Page and application data records
____________

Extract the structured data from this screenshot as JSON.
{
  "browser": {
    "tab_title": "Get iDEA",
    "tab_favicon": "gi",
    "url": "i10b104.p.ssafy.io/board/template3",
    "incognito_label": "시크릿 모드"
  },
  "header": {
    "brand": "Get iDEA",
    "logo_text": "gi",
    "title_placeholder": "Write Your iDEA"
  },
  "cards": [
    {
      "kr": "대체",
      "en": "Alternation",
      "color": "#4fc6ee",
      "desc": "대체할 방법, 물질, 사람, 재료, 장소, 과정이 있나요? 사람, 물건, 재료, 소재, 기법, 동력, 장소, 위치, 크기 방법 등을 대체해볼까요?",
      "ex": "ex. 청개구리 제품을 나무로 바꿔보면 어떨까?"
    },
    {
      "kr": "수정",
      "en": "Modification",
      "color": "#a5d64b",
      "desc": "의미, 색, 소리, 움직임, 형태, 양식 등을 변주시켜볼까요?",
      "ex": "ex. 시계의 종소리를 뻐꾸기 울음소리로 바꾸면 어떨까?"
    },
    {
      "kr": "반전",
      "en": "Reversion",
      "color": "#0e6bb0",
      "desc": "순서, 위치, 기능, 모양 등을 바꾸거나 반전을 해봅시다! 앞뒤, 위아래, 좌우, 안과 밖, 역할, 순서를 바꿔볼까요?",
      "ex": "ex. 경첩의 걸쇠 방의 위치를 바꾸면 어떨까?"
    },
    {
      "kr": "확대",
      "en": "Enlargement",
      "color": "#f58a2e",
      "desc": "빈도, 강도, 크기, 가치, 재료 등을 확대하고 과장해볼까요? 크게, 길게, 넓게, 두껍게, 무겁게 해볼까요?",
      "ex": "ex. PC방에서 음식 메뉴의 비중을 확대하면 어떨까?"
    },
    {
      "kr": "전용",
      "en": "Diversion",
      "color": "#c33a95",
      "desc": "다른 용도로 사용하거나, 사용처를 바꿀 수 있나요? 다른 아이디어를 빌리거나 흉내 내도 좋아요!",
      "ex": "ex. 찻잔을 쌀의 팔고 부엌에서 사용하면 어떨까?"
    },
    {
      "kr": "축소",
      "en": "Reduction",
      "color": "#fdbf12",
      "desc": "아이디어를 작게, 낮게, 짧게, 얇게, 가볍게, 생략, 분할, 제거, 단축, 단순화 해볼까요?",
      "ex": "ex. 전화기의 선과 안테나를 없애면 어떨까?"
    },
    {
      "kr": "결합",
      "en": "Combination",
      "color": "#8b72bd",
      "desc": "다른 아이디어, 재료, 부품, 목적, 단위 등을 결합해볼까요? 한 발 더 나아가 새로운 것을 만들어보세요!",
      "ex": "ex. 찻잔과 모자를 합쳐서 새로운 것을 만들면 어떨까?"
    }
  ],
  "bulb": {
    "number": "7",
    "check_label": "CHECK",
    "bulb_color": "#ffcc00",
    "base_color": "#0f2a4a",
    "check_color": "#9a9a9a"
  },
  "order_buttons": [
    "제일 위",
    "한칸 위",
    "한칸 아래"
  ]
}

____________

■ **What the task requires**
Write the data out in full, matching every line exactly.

■ **Result of this exercise**
Extract the structured data from this screenshot as JSON.
{
  "browser": {
    "tab_title": "Get iDEA",
    "tab_favicon": "gi",
    "url": "i10b104.p.ssafy.io/board/template3",
    "incognito_label": "시크릿 모드"
  },
  "header": {
    "brand": "Get iDEA",
    "logo_text": "gi",
    "title_placeholder": "Write Your iDEA"
  },
  "cards": [
    {
      "kr": "대체",
      "en": "Alternation",
      "color": "#4fc6ee",
      "desc": "대체할 방법, 물질, 사람, 재료, 장소, 과정이 있나요? 사람, 물건, 재료, 소재, 기법, 동력, 장소, 위치, 크기 방법 등을 대체해볼까요?",
      "ex": "ex. 청개구리 제품을 나무로 바꿔보면 어떨까?"
    },
    {
      "kr": "수정",
      "en": "Modification",
      "color": "#a5d64b",
      "desc": "의미, 색, 소리, 움직임, 형태, 양식 등을 변주시켜볼까요?",
      "ex": "ex. 시계의 종소리를 뻐꾸기 울음소리로 바꾸면 어떨까?"
    },
    {
      "kr": "반전",
      "en": "Reversion",
      "color": "#0e6bb0",
      "desc": "순서, 위치, 기능, 모양 등을 바꾸거나 반전을 해봅시다! 앞뒤, 위아래, 좌우, 안과 밖, 역할, 순서를 바꿔볼까요?",
      "ex": "ex. 경첩의 걸쇠 방의 위치를 바꾸면 어떨까?"
    },
    {
      "kr": "확대",
      "en": "Enlargement",
      "color": "#f58a2e",
      "desc": "빈도, 강도, 크기, 가치, 재료 등을 확대하고 과장해볼까요? 크게, 길게, 넓게, 두껍게, 무겁게 해볼까요?",
      "ex": "ex. PC방에서 음식 메뉴의 비중을 확대하면 어떨까?"
    },
    {
      "kr": "전용",
      "en": "Diversion",
      "color": "#c33a95",
      "desc": "다른 용도로 사용하거나, 사용처를 바꿀 수 있나요? 다른 아이디어를 빌리거나 흉내 내도 좋아요!",
      "ex": "ex. 찻잔을 쌀의 팔고 부엌에서 사용하면 어떨까?"
    },
    {
      "kr": "축소",
      "en": "Reduction",
      "color": "#fdbf12",
      "desc": "아이디어를 작게, 낮게, 짧게, 얇게, 가볍게, 생략, 분할, 제거, 단축, 단순화 해볼까요?",
      "ex": "ex. 전화기의 선과 안테나를 없애면 어떨까?"
    },
    {
      "kr": "결합",
      "en": "Combination",
      "color": "#8b72bd",
      "desc": "다른 아이디어, 재료, 부품, 목적, 단위 등을 결합해볼까요? 한 발 더 나아가 새로운 것을 만들어보세요!",
      "ex": "ex. 찻잔과 모자를 합쳐서 새로운 것을 만들면 어떨까?"
    }
  ],
  "bulb": {
    "number": "7",
    "check_label": "CHECK",
    "bulb_color": "#ffcc00",
    "base_color": "#0f2a4a",
    "check_color": "#9a9a9a"
  },
  "order_buttons": [
    "제일 위",
    "한칸 위",
    "한칸 아래"
  ]
}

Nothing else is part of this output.